Google executed a subtle yet important shift in its management structure today, promoting one of the most visible faces of the company to oversee a potentially important source of growth.
Marissa Mayer, Google's first female engineer and probably the only one who will ever grace the pages of Vogue, is taking on a new role at Google heading up its work on location-aware services and local markets after years of overseeing the user interface of Google search. She'll also be joining Google's operating committee, the cabinet-of-sorts for Google's ruling triumvirate of CEO Eric Schmidt and co-founders Sergey Brin and Larry Page.
"Marissa is moving over to an exciting new role covering geo/local, which is crucial to our users and the future of Google. Marissa has made an amazing contribution on search over the last decade, and we're excited about her input in this new area in the decade ahead," Google said in a statement.
Mayer, 35, is now the youngest person on that committee. Her elevation is a sign not only that Google believes in her past contributions, but also that it believes she is the person that can help the company solve the pending problem of how to stay relevant as the Internet evolves beyond search as the center of the online universe.
In a way, it's confirmation that Google believes it missed out when it allowed Foursquare founder Dennis Crowley to leave the company after it had acquired Crowley's older company, Dodgeball, yet left it to wither on the vine. Mayer will be tasked with figuring out how to take advantage of Google's huge database of local information--things like Place Pages and Google Maps--and its work on mobile applications like Latitude to create the most interactive Yellow Pages the world has yet seen, according to one source familiar with Google's plans.

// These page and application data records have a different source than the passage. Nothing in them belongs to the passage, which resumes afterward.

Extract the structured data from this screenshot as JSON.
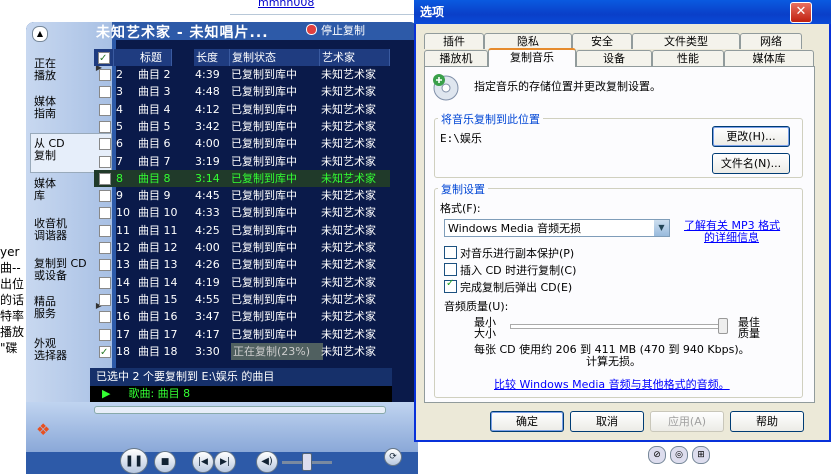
{
  "background": {
    "link": "mmhh008",
    "fragments": [
      "yer",
      "曲--",
      "出位",
      "的话",
      "特率",
      "播放",
      "\"碟"
    ]
  },
  "wmp": {
    "now_title": "未知艺术家 - 未知唱片...",
    "stop_copy": "停止复制",
    "sidebar": [
      {
        "label": "正在\n播放",
        "arrow": true
      },
      {
        "label": "媒体\n指南",
        "arrow": false
      },
      {
        "label": "从 CD\n复制",
        "arrow": false
      },
      {
        "label": "媒体\n库",
        "arrow": false
      },
      {
        "label": "收音机\n调谐器",
        "arrow": false
      },
      {
        "label": "复制到 CD\n或设备",
        "arrow": false
      },
      {
        "label": "精品\n服务",
        "arrow": true
      },
      {
        "label": "外观\n选择器",
        "arrow": false
      }
    ],
    "columns": [
      "标题",
      "长度",
      "复制状态",
      "艺术家"
    ],
    "rows": [
      {
        "num": "2",
        "title": "曲目 2",
        "len": "4:39",
        "status": "已复制到库中",
        "artist": "未知艺术家",
        "checked": false,
        "hl": false
      },
      {
        "num": "3",
        "title": "曲目 3",
        "len": "4:48",
        "status": "已复制到库中",
        "artist": "未知艺术家",
        "checked": false,
        "hl": false
      },
      {
        "num": "4",
        "title": "曲目 4",
        "len": "4:12",
        "status": "已复制到库中",
        "artist": "未知艺术家",
        "checked": false,
        "hl": false
      },
      {
        "num": "5",
        "title": "曲目 5",
        "len": "3:42",
        "status": "已复制到库中",
        "artist": "未知艺术家",
        "checked": false,
        "hl": false
      },
      {
        "num": "6",
        "title": "曲目 6",
        "len": "4:00",
        "status": "已复制到库中",
        "artist": "未知艺术家",
        "checked": false,
        "hl": false
      },
      {
        "num": "7",
        "title": "曲目 7",
        "len": "3:19",
        "status": "已复制到库中",
        "artist": "未知艺术家",
        "checked": false,
        "hl": false
      },
      {
        "num": "8",
        "title": "曲目 8",
        "len": "3:14",
        "status": "已复制到库中",
        "artist": "未知艺术家",
        "checked": false,
        "hl": true
      },
      {
        "num": "9",
        "title": "曲目 9",
        "len": "4:45",
        "status": "已复制到库中",
        "artist": "未知艺术家",
        "checked": false,
        "hl": false
      },
      {
        "num": "10",
        "title": "曲目 10",
        "len": "4:33",
        "status": "已复制到库中",
        "artist": "未知艺术家",
        "checked": false,
        "hl": false
      },
      {
        "num": "11",
        "title": "曲目 11",
        "len": "4:25",
        "status": "已复制到库中",
        "artist": "未知艺术家",
        "checked": false,
        "hl": false
      },
      {
        "num": "12",
        "title": "曲目 12",
        "len": "4:00",
        "status": "已复制到库中",
        "artist": "未知艺术家",
        "checked": false,
        "hl": false
      },
      {
        "num": "13",
        "title": "曲目 13",
        "len": "4:26",
        "status": "已复制到库中",
        "artist": "未知艺术家",
        "checked": false,
        "hl": false
      },
      {
        "num": "14",
        "title": "曲目 14",
        "len": "4:19",
        "status": "已复制到库中",
        "artist": "未知艺术家",
        "checked": false,
        "hl": false
      },
      {
        "num": "15",
        "title": "曲目 15",
        "len": "4:55",
        "status": "已复制到库中",
        "artist": "未知艺术家",
        "checked": false,
        "hl": false
      },
      {
        "num": "16",
        "title": "曲目 16",
        "len": "3:47",
        "status": "已复制到库中",
        "artist": "未知艺术家",
        "checked": false,
        "hl": false
      },
      {
        "num": "17",
        "title": "曲目 17",
        "len": "4:17",
        "status": "已复制到库中",
        "artist": "未知艺术家",
        "checked": false,
        "hl": false
      },
      {
        "num": "18",
        "title": "曲目 18",
        "len": "3:30",
        "status": "正在复制(23%)",
        "artist": "未知艺术家",
        "checked": true,
        "hl": false,
        "progress": true
      }
    ],
    "status_text": "已选中 2 个要复制到 E:\\娱乐 的曲目",
    "now_playing": "歌曲: 曲目 8"
  },
  "dialog": {
    "title": "选项",
    "tabs_row1": [
      "插件",
      "隐私",
      "安全",
      "文件类型",
      "网络"
    ],
    "tabs_row2": [
      "播放机",
      "复制音乐",
      "设备",
      "性能",
      "媒体库"
    ],
    "selected_tab": "复制音乐",
    "description": "指定音乐的存储位置并更改复制设置。",
    "location_group": "将音乐复制到此位置",
    "location_path": "E:\\娱乐",
    "change_btn": "更改(H)...",
    "filename_btn": "文件名(N)...",
    "settings_group": "复制设置",
    "format_label": "格式(F):",
    "format_value": "Windows Media 音频无损",
    "learn_more_1": "了解有关 MP3 格式",
    "learn_more_2": "的详细信息",
    "cb_protect": "对音乐进行副本保护(P)",
    "cb_protect_checked": false,
    "cb_insert": "插入 CD 时进行复制(C)",
    "cb_insert_checked": false,
    "cb_eject": "完成复制后弹出 CD(E)",
    "cb_eject_checked": true,
    "quality_label": "音频质量(U):",
    "q_min_1": "最小",
    "q_min_2": "大小",
    "q_max_1": "最佳",
    "q_max_2": "质量",
    "quality_desc_1": "每张 CD 使用约 206 到 411 MB (470 到 940 Kbps)。",
    "quality_desc_2": "计算无损。",
    "compare_link": "比较 Windows Media 音频与其他格式的音频。",
    "ok": "确定",
    "cancel": "取消",
    "apply": "应用(A)",
    "help": "帮助"
  }
}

It's also a gamble that Google no longer faces the type of competitive threats on its home turf that it once did. Google is asking Udi Manber--its chief search engineer--to also take on Mayer's product-oriented role, a shift in management philosophy from an older Google where separate people were in charge of product development and engineering to a newer one where that role is occupied by a single person, such as Andy Rubin's role heading up the Android team or Dave Girouard's role heading up Google's enterprise technology efforts.
Google is often reluctant to talk about big-company topics like human resources management or organizational structure, but as the company grows older and bigger such topics matter. A source familiar with the company's thinking said that while little will change for rank-and-file Googlers as a result of Mayer's promotion, the promotion sends a clear message as to Google's future priorities.
In addition to her work on local and location-aware products, Mayer will lead a team examining what is in store for the Internet far into the future, a subject matter Google--and few others--have yet to articulate. There's clear acknowledgment that the social-media power brokers (really, Facebook and Twitter) will start accumulating their fair share of Internet advertising dollars as they grow, potentially shrinking the pie from which Google can depend on to fund driverless cars and wave-powered energy.
Google needs to defend its search stronghold and acquire a foothold in these growing areas, and Mayer will be given the honor and the pressure of delivering on these needs. It's not clear whether Google's reimagining of its social-media strategy--internally code-named Google Me--will roll up into Mayer's domain: Techcrunch has reported that Google mobile czar Vic Gundotra is heading up that project.
But Mayer has now been elevated above Gundotra, perhaps the other most visible face of the company below Schmidt and the co-founders in recent years. Her position on the operating committee gives her the organizational heft to influence Google's decision making and the authority to approve or reject ideas that will impact Google's future.
Google clarified that the near-simultaneous redesign of its management page--which erases all mention of the operating committee--is designed mostly for investor purposes, to highlight the "named executives" that the company is required to list on its proxy statement and disclose their compensation. Still, while Mayer's name no longer appears on that page, the company has bet an awful lot of its future on her ability to produce results.
Google reports its third-quarter earnings on Thursday, and might have more to say about its organizational philosophy at that time.